## Task goal
Print the whole listing again, exactly as it stands.

## Information supplied
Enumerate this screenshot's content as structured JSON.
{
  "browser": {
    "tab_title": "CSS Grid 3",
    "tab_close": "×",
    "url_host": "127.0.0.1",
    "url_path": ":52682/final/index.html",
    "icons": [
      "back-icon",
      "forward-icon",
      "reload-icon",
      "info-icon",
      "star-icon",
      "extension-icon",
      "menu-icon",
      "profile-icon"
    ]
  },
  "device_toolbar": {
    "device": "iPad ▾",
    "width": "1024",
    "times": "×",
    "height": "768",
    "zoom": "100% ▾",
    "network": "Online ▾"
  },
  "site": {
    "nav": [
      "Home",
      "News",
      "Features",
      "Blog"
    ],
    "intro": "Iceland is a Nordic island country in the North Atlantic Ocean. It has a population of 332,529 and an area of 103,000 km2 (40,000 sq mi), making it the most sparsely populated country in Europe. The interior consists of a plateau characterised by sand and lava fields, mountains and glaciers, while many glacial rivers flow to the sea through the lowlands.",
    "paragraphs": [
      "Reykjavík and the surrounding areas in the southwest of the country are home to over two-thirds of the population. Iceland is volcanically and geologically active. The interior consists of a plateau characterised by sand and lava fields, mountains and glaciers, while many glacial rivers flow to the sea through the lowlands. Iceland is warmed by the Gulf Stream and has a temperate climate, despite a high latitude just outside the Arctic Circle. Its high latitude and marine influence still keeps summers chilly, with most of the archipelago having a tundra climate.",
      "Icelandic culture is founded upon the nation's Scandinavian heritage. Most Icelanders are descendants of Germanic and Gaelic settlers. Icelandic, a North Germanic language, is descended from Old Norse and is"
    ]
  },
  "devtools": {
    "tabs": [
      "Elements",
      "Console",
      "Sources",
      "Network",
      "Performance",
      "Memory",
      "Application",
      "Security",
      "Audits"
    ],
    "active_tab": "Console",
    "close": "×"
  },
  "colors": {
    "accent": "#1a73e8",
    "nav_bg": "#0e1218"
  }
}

## Response box
Enumerate this screenshot's content as structured JSON.
{
  "browser": {
    "tab_title": "CSS Grid 3",
    "tab_close": "×",
    "url_host": "127.0.0.1",
    "url_path": ":52682/final/index.html",
    "icons": [
      "back-icon",
      "forward-icon",
      "reload-icon",
      "info-icon",
      "star-icon",
      "extension-icon",
      "menu-icon",
      "profile-icon"
    ]
  },
  "device_toolbar": {
    "device": "iPad ▾",
    "width": "1024",
    "times": "×",
    "height": "768",
    "zoom": "100% ▾",
    "network": "Online ▾"
  },
  "site": {
    "nav": [
      "Home",
      "News",
      "Features",
      "Blog"
    ],
    "intro": "Iceland is a Nordic island country in the North Atlantic Ocean. It has a population of 332,529 and an area of 103,000 km2 (40,000 sq mi), making it the most sparsely populated country in Europe. The interior consists of a plateau characterised by sand and lava fields, mountains and glaciers, while many glacial rivers flow to the sea through the lowlands.",
    "paragraphs": [
      "Reykjavík and the surrounding areas in the southwest of the country are home to over two-thirds of the population. Iceland is volcanically and geologically active. The interior consists of a plateau characterised by sand and lava fields, mountains and glaciers, while many glacial rivers flow to the sea through the lowlands. Iceland is warmed by the Gulf Stream and has a temperate climate, despite a high latitude just outside the Arctic Circle. Its high latitude and marine influence still keeps summers chilly, with most of the archipelago having a tundra climate.",
      "Icelandic culture is founded upon the nation's Scandinavian heritage. Most Icelanders are descendants of Germanic and Gaelic settlers. Icelandic, a North Germanic language, is descended from Old Norse and is"
    ]
  },
  "devtools": {
    "tabs": [
      "Elements",
      "Console",
      "Sources",
      "Network",
      "Performance",
      "Memory",
      "Application",
      "Security",
      "Audits"
    ],
    "active_tab": "Console",
    "close": "×"
  },
  "colors": {
    "accent": "#1a73e8",
    "nav_bg": "#0e1218"
  }
}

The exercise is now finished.